Recorded data:
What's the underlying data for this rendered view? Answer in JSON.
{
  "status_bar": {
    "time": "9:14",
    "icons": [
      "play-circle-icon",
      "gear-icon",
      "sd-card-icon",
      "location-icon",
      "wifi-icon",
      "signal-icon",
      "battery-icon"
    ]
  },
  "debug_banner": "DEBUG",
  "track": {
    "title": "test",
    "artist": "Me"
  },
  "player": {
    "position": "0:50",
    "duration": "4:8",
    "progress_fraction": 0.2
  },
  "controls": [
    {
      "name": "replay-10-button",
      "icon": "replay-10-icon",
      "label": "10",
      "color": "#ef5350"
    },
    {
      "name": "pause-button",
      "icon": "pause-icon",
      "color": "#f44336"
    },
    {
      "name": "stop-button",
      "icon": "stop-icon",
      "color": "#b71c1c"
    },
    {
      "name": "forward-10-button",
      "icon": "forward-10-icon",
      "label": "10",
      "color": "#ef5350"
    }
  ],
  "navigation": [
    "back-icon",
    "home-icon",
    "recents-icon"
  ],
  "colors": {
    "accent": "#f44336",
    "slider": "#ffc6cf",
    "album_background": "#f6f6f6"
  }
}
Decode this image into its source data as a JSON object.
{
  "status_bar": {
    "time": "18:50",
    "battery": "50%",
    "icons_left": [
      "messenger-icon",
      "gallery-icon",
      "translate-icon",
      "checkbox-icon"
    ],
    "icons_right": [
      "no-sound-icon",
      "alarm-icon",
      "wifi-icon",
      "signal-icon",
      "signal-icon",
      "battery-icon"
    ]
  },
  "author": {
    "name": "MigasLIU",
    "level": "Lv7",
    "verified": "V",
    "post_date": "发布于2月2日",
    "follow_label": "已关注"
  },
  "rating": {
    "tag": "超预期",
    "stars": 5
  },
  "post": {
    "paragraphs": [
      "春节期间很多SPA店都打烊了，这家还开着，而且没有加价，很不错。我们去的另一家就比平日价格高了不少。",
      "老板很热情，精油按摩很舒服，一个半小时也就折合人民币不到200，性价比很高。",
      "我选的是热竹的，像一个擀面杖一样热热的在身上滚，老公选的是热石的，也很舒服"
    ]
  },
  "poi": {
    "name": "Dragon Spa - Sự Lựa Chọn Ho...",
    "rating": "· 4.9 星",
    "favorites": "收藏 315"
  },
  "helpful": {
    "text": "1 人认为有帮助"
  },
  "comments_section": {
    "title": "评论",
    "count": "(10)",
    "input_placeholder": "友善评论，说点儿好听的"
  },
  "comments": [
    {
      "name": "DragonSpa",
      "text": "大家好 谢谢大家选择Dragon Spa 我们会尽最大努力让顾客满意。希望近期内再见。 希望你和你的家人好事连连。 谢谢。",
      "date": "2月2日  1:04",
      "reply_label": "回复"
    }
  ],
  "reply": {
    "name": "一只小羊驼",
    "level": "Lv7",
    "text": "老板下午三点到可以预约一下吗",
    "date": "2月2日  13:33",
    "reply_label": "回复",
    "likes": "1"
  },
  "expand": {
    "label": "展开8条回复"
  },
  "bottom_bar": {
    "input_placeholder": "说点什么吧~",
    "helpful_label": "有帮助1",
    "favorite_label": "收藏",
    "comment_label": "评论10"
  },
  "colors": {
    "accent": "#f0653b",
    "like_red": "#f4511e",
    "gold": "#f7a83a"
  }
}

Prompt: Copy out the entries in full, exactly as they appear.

Exercise answer:
What's the underlying data for this rendered view? Answer in JSON.
{
  "status_bar": {
    "time": "9:14",
    "icons": [
      "play-circle-icon",
      "gear-icon",
      "sd-card-icon",
      "location-icon",
      "wifi-icon",
      "signal-icon",
      "battery-icon"
    ]
  },
  "debug_banner": "DEBUG",
  "track": {
    "title": "test",
    "artist": "Me"
  },
  "player": {
    "position": "0:50",
    "duration": "4:8",
    "progress_fraction": 0.2
  },
  "controls": [
    {
      "name": "replay-10-button",
      "icon": "replay-10-icon",
      "label": "10",
      "color": "#ef5350"
    },
    {
      "name": "pause-button",
      "icon": "pause-icon",
      "color": "#f44336"
    },
    {
      "name": "stop-button",
      "icon": "stop-icon",
      "color": "#b71c1c"
    },
    {
      "name": "forward-10-button",
      "icon": "forward-10-icon",
      "label": "10",
      "color": "#ef5350"
    }
  ],
  "navigation": [
    "back-icon",
    "home-icon",
    "recents-icon"
  ],
  "colors": {
    "accent": "#f44336",
    "slider": "#ffc6cf",
    "album_background": "#f6f6f6"
  }
}
Decode this image into its source data as a JSON object.
{
  "status_bar": {
    "time": "18:50",
    "battery": "50%",
    "icons_left": [
      "messenger-icon",
      "gallery-icon",
      "translate-icon",
      "checkbox-icon"
    ],
    "icons_right": [
      "no-sound-icon",
      "alarm-icon",
      "wifi-icon",
      "signal-icon",
      "signal-icon",
      "battery-icon"
    ]
  },
  "author": {
    "name": "MigasLIU",
    "level": "Lv7",
    "verified": "V",
    "post_date": "发布于2月2日",
    "follow_label": "已关注"
  },
  "rating": {
    "tag": "超预期",
    "stars": 5
  },
  "post": {
    "paragraphs": [
      "春节期间很多SPA店都打烊了，这家还开着，而且没有加价，很不错。我们去的另一家就比平日价格高了不少。",
      "老板很热情，精油按摩很舒服，一个半小时也就折合人民币不到200，性价比很高。",
      "我选的是热竹的，像一个擀面杖一样热热的在身上滚，老公选的是热石的，也很舒服"
    ]
  },
  "poi": {
    "name": "Dragon Spa - Sự Lựa Chọn Ho...",
    "rating": "· 4.9 星",
    "favorites": "收藏 315"
  },
  "helpful": {
    "text": "1 人认为有帮助"
  },
  "comments_section": {
    "title": "评论",
    "count": "(10)",
    "input_placeholder": "友善评论，说点儿好听的"
  },
  "comments": [
    {
      "name": "DragonSpa",
      "text": "大家好 谢谢大家选择Dragon Spa 我们会尽最大努力让顾客满意。希望近期内再见。 希望你和你的家人好事连连。 谢谢。",
      "date": "2月2日  1:04",
      "reply_label": "回复"
    }
  ],
  "reply": {
    "name": "一只小羊驼",
    "level": "Lv7",
    "text": "老板下午三点到可以预约一下吗",
    "date": "2月2日  13:33",
    "reply_label": "回复",
    "likes": "1"
  },
  "expand": {
    "label": "展开8条回复"
  },
  "bottom_bar": {
    "input_placeholder": "说点什么吧~",
    "helpful_label": "有帮助1",
    "favorite_label": "收藏",
    "comment_label": "评论10"
  },
  "colors": {
    "accent": "#f0653b",
    "like_red": "#f4511e",
    "gold": "#f7a83a"
  }
}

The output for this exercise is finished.